It's interesting, in the wake of Jim Calhoun's sudden decision to retire as UConn's long time men's basketball coach, to remember what almost was ...
It was 1986 when Calhoun's predecessor Dom Perno resigned after four consecutive losing seasons.
UConn administrators launched a regional search for a replacement. The final two candidates were Calhoun and Mitch Buonaguro, who is now entering his third season as Siena's head coach.
The knee jerk reaction is to say that UConn made the right choice. Buonaguro has never been a head coach above the mid-major level, got fired from his first job as head man at Fairfield in 1991 after six seasons there and didn't get another chance until Siena promoted him prior to the 2010-11 seasons after he served as Fran McCaffery's lead assistant with the Saints the previous five seasons.

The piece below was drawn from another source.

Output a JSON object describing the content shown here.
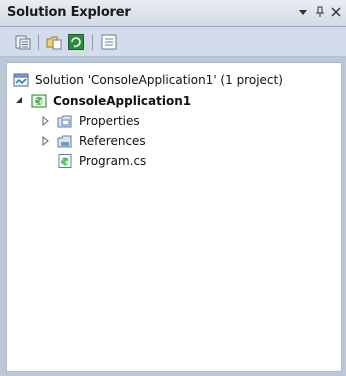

Back in 1986, though, UConn's choice wasn't a clear one.
Buonaguro was one year removed from being part of an NCAA championship-winning staff, Rollie Massimino's lead assistant for the 1984-85 Villanova team that pulled off one of the sport's biggest upsets, a victory over the Patrick Ewing-led Georgetown team in the title contest.
Buonaguro had prepared the game-winning scouting report.

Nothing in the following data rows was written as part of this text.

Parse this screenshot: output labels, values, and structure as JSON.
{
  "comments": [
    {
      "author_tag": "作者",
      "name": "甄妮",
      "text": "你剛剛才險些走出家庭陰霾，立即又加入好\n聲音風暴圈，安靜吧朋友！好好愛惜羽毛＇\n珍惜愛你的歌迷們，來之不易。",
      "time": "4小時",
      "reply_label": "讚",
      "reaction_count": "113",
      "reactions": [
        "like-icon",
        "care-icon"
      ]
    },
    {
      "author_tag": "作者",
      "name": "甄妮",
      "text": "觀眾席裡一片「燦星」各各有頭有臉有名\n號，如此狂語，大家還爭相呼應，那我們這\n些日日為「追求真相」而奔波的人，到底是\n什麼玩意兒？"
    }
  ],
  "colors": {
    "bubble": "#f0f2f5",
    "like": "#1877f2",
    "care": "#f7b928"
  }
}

Shortly thereafter Fairfield hired Buonaguro and, in his first season there, he directed the Stags to a 24-7 record and its first appearance in the NCAA tournament.
And, then, UConn was interested.
Buonaguro was 32 years old at the time.
Calhoun was 44 and had never coached above the mid-major level in any capacity. He was a high school coach until moving to Northeastern. That school had a vacancy for a head coach in 1972, but failed to attract at least a half dozen of its primary candidates before settling on Calhoun, who had been 18-0 at nearby Dedham (Mass.) H.S. the previous season.
Calhoun directed Northeastern to a 19-7 record his first season there (1972-73), but the program reverted to mediocrity (75-75) over its next six seasons.
And, then, Calhoun turned things around, bringing in future NBA player Perry Moss, among others and, later, the late Reggie Lewis. Over his last seven seasons Northeastern became the powerhouse of the old North American Conference (which then included current MAAC members Siena, Canisius and Niagara) and ran up a 154-55 record and five trips to the NCAA tournament.
It was enough to attract UConn, which gave the position to the older, more-experienced Calhoun over Buonaguro.
Buonaguro then took his second Fairfield team to the NCAA tournament, despite a 12-15 regular-season record (it won the league's post-season tournament). In his next four years, though, Fairfield had a 33-80 record and Buonaguro was relieved of duties.
He had a successful run as an assistant coach for the next five seasons at Texas A & M, for seven seasons after that at Cleveland State (reunited with Massimino) and, then, moved to UNC Greensboro to coach under McCaffery, who he followed to Siena in 2005.
Siena gave him another chance to be a head coach, but his first team had graduated its core of talent and finished 13-18. Last season, a rash of injuries and two key ineligibilities left Buonaguro with, basically, a six-man playing group. The Saints were a very respectable 14-17.
This season, Siena is poised to finish among the leaders in the MAAC.
But, UConn made the right choice back then. It picked a coach who not only vitalized a program, but took it to three NCAA championships during his time there.